They pray to their god on their knees, willing to serve. I pray to mine on my feet, as an equal. Their god is said to be perfect and almighty, my god is flawed and almost human, susceptible to temptation and ‘sin’. Their god is above the standards he creates, because he is God. My god preaches what he lives. Their god brings them into this world with guilt, as a sinner (‘original sin’)—my god accepts me as who I am with all my flaws and imperfections, with the potential for greatness. Their god demands that everyone love him—mine demands that I love myself and the life around me.

Paganism Vs.Luciferianism

I find myself flopping back and forth between the terms ‘Pagan’ and ‘Luciferian’.  While Lucifer is my main patron, he isn’t the only deity i’ve worked with. There are two goddesses in particular who I honor, although they are more of patrons by association, rather than personal patrons such as Lucifer.

Not only does the term ‘Luciferian’ disregard my workings with other deities, I feel as though it also requires me to specify that I am a theistic Luciferian—which then leads to the connection to the biblical Lucifer, and monotheism. Its much easier to say that I’m pagan, and that my patron is Lucifer (or rather Prometheus)

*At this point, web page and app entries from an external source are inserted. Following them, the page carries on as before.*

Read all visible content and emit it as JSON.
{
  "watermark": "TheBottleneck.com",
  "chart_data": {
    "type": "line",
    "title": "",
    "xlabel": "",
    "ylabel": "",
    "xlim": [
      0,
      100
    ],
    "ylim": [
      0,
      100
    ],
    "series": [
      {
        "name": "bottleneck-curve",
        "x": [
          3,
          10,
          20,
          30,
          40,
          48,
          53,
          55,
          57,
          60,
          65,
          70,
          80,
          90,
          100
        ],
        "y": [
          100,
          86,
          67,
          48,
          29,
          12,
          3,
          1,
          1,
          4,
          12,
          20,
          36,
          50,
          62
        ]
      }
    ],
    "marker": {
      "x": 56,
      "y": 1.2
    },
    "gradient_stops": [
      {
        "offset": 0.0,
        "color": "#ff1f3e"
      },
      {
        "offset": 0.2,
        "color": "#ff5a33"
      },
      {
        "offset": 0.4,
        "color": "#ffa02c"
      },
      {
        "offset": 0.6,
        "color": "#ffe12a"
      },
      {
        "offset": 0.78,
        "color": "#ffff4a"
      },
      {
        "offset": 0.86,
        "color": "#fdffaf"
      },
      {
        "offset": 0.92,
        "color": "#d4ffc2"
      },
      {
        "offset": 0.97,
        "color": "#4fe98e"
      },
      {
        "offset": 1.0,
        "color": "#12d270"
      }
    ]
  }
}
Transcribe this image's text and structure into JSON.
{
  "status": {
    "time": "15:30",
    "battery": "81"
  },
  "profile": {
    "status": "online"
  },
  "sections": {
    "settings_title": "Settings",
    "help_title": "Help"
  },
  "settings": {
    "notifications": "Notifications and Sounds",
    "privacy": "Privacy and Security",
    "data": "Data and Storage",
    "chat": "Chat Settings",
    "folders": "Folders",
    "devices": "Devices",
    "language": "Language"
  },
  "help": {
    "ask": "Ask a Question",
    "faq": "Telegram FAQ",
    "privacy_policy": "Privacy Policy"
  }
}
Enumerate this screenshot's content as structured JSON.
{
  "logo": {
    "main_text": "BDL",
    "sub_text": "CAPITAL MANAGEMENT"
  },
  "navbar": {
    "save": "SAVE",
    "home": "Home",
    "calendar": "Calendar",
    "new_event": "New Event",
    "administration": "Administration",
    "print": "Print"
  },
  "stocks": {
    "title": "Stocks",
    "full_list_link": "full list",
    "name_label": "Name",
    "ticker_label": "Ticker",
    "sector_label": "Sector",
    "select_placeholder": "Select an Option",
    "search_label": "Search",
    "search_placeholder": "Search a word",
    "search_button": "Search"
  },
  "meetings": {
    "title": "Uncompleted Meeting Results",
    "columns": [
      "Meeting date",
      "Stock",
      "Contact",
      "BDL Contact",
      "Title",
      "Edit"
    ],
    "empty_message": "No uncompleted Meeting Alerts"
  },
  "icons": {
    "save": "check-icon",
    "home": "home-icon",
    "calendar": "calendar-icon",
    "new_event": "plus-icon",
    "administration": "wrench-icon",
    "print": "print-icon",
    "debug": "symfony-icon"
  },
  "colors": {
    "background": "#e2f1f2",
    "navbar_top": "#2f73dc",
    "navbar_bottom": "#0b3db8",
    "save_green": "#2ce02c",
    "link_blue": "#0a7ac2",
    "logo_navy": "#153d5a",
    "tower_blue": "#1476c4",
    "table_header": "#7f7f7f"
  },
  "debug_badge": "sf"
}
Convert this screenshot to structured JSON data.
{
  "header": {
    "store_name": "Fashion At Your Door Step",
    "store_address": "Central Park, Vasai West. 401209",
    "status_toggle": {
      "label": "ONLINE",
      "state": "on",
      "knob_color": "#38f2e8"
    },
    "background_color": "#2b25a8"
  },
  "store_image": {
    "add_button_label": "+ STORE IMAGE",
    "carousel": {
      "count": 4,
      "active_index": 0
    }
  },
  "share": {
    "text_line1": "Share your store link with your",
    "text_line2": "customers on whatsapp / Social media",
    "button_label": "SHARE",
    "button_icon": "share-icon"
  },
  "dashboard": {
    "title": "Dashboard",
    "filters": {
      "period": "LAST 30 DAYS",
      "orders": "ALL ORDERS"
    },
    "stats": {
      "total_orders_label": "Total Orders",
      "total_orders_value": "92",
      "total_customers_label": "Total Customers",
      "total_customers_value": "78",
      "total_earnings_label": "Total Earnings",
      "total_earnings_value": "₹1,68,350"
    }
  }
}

While I’m partially out of the broom closet as a pagan, I can’t see myself as outing myself as a Luciferian. The stigma attached to that term is far more negative and far-reaching than ‘pagan’, because even non-christians think of the biblical devil when the name Lucifer is mentioned. In pagan communities, however, I find myself almost equally as ostracized. In their attempts to make paganism more acceptable to the public or innocent, many make statements such as ‘pagans don’t believe in or worship the devil/satan/lucifer’, trying to separate the public’s concepts of satanism and paganism. While this does bother me, it isn’t the main cause of my discontent—I can understand that they’re trying to educate the ignorant that they’re not what the media makes them appear to be, and in the process generalizing all pagans—it bothers me that so many seem to see my belief and devotion to Lucifer as a personal attack on themselves and their religion. Maybe they think I’ll reaffirm the very beliefs they’re trying to correct, or they too automatically jump to the conclusion that i’m a ‘devil worshipper’ posing as a pagan.

Thus, my hesitation with mentioning Lucifer as my patron, and instead referring to him as Prometheus.